Most excavation and trenching injuries and fatalities can be prevented by following OSHA standards and just plain using common sense. For example, protective systems should be put in place to adequately prevent cave-ins and thereby prevent injury and death to workers. The varieties of protective systems are:
- Benching, which means digging the sides of an excavation to form step-like horizontal levels. Benching cannot be done in soil that is watery, sandy, or otherwise difficult to stabilize (Type C soil). (https://www.osha.gov/pls/oshaweb/owadisp.show_document?p_table=STANDARDS&p_id=10931 )
- Sloping, which requires angling the trench wall so that it slopes away from the bottom of the excavated area.
- Shoring, which involves the installation of wall supports, made with posts and beams or planking and hydraulic jacks.
- Shielding, which means the use of trench boxes.
Many factors must be taken into account when designing a protective system, such as the type of soil being entrenched, the depth of the trench, the soil’s water content, and sudden changes in the weather. Trenches deeper than 20 feet require even more competent assessment, the proper protective systems, appropriate training, and rigorous, regular inspection.
How You Can Protect Yourself
All trench walls will eventually collapse; it’s simply a matter of time.
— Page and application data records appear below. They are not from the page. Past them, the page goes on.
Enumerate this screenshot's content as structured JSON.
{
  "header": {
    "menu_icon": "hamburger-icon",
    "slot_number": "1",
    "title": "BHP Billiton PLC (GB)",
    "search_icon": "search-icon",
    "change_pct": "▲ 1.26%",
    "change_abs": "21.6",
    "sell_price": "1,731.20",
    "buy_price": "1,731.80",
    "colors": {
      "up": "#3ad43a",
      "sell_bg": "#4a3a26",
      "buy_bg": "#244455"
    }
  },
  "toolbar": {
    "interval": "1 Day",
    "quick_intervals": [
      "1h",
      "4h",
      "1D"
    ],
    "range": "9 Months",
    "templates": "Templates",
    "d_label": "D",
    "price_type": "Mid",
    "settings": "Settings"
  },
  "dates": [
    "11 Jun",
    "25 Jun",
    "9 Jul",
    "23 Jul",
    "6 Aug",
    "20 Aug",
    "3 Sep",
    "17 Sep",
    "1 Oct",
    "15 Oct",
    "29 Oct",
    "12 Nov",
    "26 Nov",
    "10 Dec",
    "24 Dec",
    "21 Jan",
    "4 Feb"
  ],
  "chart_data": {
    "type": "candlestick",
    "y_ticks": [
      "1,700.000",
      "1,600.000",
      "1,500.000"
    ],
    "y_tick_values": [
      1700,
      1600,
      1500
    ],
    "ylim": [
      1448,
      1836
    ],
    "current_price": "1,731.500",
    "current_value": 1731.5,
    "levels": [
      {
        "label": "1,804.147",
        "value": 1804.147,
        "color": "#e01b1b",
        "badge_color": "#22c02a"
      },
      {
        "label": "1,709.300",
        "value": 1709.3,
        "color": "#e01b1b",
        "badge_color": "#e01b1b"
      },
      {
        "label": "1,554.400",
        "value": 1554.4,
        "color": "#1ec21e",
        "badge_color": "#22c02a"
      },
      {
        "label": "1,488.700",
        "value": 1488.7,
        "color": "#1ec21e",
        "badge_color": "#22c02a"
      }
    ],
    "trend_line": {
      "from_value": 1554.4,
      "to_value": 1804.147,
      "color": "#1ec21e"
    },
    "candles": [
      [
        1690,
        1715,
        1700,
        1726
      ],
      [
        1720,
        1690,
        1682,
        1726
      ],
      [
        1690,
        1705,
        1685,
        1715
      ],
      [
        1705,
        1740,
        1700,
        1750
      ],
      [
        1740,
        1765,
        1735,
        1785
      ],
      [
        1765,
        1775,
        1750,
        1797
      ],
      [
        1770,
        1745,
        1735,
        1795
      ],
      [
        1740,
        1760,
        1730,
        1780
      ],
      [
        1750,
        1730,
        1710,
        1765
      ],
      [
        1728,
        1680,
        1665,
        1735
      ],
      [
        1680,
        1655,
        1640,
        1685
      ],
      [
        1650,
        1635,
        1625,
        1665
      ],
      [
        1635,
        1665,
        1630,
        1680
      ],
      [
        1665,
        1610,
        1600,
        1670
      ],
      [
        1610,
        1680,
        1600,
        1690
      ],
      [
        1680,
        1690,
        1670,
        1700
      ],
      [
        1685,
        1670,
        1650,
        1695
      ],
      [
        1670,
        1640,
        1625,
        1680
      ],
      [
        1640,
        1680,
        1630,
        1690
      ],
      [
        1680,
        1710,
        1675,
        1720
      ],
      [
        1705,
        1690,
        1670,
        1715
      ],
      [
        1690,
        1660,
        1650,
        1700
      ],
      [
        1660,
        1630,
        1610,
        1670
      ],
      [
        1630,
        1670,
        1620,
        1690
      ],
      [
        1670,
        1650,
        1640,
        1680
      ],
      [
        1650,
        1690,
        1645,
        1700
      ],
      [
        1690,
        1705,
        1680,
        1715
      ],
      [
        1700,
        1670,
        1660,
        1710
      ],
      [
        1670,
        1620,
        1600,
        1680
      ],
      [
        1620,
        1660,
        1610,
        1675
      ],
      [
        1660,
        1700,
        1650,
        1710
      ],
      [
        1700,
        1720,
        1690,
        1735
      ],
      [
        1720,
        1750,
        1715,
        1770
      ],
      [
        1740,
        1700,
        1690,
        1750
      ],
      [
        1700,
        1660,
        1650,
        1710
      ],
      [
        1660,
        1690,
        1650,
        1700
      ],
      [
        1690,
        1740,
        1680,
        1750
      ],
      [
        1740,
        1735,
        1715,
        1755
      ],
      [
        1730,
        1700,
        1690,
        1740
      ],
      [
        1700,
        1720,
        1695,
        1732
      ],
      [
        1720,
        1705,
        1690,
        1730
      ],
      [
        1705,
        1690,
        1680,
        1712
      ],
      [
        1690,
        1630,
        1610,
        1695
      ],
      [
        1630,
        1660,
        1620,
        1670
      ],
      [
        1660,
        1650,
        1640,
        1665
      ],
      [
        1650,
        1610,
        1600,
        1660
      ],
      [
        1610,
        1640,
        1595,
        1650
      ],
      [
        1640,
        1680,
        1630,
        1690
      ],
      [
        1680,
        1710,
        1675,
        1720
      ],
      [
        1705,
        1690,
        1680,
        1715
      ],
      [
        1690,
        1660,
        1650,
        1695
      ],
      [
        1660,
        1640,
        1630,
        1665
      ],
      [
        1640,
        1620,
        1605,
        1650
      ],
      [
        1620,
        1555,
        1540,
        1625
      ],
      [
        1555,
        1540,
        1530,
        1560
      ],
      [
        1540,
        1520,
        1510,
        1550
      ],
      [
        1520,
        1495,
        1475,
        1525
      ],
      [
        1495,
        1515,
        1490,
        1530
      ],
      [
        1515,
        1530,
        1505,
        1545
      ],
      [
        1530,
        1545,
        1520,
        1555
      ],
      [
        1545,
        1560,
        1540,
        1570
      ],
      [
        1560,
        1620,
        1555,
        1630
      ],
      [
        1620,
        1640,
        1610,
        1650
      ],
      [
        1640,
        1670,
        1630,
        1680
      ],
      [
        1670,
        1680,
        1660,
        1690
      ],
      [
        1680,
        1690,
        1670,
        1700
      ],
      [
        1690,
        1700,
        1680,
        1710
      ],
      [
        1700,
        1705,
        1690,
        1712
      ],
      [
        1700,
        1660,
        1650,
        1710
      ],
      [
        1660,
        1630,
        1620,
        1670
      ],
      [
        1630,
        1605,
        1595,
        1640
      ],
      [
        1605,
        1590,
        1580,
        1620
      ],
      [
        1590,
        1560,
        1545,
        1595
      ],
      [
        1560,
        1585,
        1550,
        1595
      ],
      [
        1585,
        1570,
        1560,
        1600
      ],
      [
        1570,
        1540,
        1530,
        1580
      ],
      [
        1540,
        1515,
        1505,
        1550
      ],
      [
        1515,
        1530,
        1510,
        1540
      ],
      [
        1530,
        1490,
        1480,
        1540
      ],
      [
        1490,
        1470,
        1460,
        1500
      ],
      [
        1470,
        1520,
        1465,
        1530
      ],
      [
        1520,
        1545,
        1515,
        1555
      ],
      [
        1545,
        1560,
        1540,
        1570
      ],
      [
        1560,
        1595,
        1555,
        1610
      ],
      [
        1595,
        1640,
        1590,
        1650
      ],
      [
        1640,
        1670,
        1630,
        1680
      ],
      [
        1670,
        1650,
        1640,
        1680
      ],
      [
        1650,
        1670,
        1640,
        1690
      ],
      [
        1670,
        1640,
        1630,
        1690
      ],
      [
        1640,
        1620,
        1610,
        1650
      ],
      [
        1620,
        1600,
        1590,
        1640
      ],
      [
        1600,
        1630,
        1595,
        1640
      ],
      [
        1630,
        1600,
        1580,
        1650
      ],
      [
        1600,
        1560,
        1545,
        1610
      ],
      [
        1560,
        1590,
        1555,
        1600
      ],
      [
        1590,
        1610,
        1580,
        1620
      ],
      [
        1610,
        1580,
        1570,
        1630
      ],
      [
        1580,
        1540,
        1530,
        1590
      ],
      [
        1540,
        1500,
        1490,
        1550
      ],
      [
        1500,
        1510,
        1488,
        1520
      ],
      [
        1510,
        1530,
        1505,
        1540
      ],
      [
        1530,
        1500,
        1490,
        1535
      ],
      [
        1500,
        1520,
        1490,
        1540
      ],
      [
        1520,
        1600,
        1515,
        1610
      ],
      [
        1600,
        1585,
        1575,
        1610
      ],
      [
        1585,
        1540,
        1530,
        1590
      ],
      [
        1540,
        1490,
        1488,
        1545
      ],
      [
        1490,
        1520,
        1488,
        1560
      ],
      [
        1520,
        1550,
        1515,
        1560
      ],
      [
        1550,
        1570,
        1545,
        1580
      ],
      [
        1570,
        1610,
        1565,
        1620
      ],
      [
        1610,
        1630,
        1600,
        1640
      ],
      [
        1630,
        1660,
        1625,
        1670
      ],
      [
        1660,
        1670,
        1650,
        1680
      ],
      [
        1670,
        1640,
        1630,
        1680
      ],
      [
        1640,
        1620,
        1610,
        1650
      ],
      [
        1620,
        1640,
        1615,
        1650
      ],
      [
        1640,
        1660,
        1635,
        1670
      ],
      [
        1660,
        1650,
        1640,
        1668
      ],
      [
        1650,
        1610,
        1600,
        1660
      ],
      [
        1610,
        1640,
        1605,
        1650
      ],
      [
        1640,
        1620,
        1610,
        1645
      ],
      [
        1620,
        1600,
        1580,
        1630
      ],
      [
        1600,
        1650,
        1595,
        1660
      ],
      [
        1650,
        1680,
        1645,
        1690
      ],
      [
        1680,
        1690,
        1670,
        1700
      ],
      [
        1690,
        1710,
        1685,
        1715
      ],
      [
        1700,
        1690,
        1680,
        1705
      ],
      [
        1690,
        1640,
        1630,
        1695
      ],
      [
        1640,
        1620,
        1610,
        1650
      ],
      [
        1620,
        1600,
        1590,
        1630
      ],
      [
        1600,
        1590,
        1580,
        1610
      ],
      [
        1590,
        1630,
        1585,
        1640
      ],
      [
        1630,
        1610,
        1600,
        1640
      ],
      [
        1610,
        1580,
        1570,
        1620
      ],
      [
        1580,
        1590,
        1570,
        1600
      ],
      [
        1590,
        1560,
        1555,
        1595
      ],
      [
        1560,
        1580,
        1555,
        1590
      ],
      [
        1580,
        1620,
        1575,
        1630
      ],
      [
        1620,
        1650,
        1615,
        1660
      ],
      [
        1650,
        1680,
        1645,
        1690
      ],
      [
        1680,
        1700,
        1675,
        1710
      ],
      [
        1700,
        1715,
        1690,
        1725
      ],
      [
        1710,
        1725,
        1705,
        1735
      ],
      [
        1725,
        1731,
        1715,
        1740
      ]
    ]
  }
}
OSHA requires that protective systems be in place for all trenches five feet and deeper. Thirty-seven percent of all accidents occur in trenches which are less than five feet deep, so even a shallow trench can be hazardous. However, most fatalities happen in trenches that are five to fourteen feet deep.
If you are asked to enter or work in a trench without an adequate protective system in place, regardless of depth, or without an exit ladder or ramp, if you possibly can, refuse to do so. An unprotected trench is extremely dangerous.
Do not let a casual attitude about the risks involved lead you to believe that the risk is small.
How Much Is Safety Worth?
Those who own a company that does excavation or trenching work will pay a price for engaging in unsafe practices. Fines can run from $40,000 to $147,000, or even to a whopping $700,000 fine. Often precautions that would take a short time to implement, even mere minutes, can result in stiff fines, not to mention injuries and fatalities.
Of course, the human cost borne by the workers is the biggest cost of all.
Do You Think You Have a Case?
Cave-in and construction accident cases can be complex, with numerous parties and issues. If you’ve been injured in a construction accident in Baltimore, seeking guidance from a knowledgeable Baltimore construction accident lawyer can be crucial. Contact us for more information on whether your case could yield compensation above and beyond workers’ comp. Steven Heisler, a dedicated work injury lawyer in Maryland with 25 years of experience, has been helping injured people and their families pursue compensation from the negligent people and companies who caused them to be injured. He genuinely cares about every single one of his clients. Contact us today for a free consultation – there’s no obligation and your information is completely confidential. Call (410) 625-4878 to get in touch with The Injury Lawyer.
Attorney Steve Heisler
Steve Heisler decided in 1996 that he was going to focus his law practice exclusively on injury cases. Since then, he has been representing injured people against insurance companies, disreputable medical practitioners and Big Pharma, and doing it with compassion, honesty and level-headed rationality. [ Attorney Bio ]